Sydney is Australia’s most ‘overvalued city’, according to a poll released today by PRDnationwide.
The survey of 1200 property investors around the country revealed 28% of respondents said Sydney house prices were most overvalued while 26% of respondents believed Brisbane homes were above a fair market price.
PRDnationwide research director Aaron Maskrey said Darwin followed closely with 13% of respondents choosing it as overvalued.
Only 3% of respondents thought Adelaide, Hobart and Canberra were overpriced compared to other capital cities.
“Basically what this research is saying is that the average buyer feels you get less bang for your buck in Brisbane and Sydney compared to other cities,” said Mr Maskrey.
“We’ve certainly seen house prices fall during the period of economic instability – but many investors believe prices still appear too high in some cities,” he said.
But that’s not about to change according to the research director.
“The number of people moving to Australia exceeds the number of dwellings becoming available — supply and demand suggests that this will continue to put pressure on house prices,” he said.
Mr Maskrey said that the survey shows that some cities are in the midst of a housing bubble in which prices bear no reflection of underlying economics.
“Prices in the Brisbane LGA have increased by 11.7% per annum in the past ten years. Wages on the other hand have increased by a lot less (4.5% per annum),” said Mr Maskrey.
“There will come a time, when people will won’t be prepared to pay these prices in their home town and look to invest in other states.”
The median price of a house in the Sydney statistical district is $487,500 and According to the Australian Bureau of Statistics, average weekly earnings for Australian employees are $49,592.
Therefore, the average house price in Sydney is almost 10 times earnings.
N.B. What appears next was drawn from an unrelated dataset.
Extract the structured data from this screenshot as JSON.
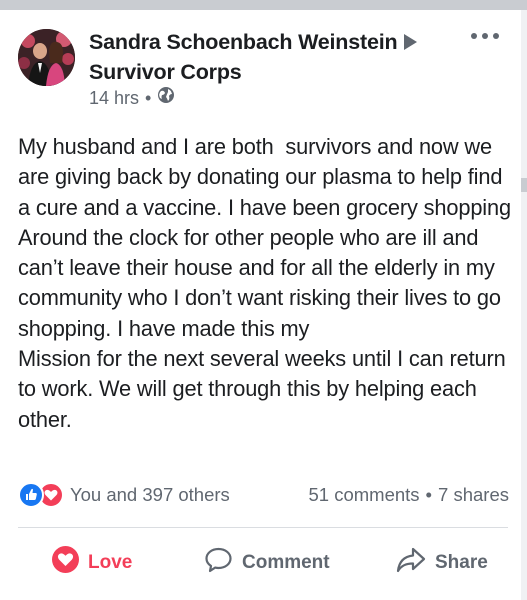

Sydney house prices are therefore almost one and a half times those of the allegedly overpriced UK in relative terms. (According to UK National Statistics House Price Index December 2009).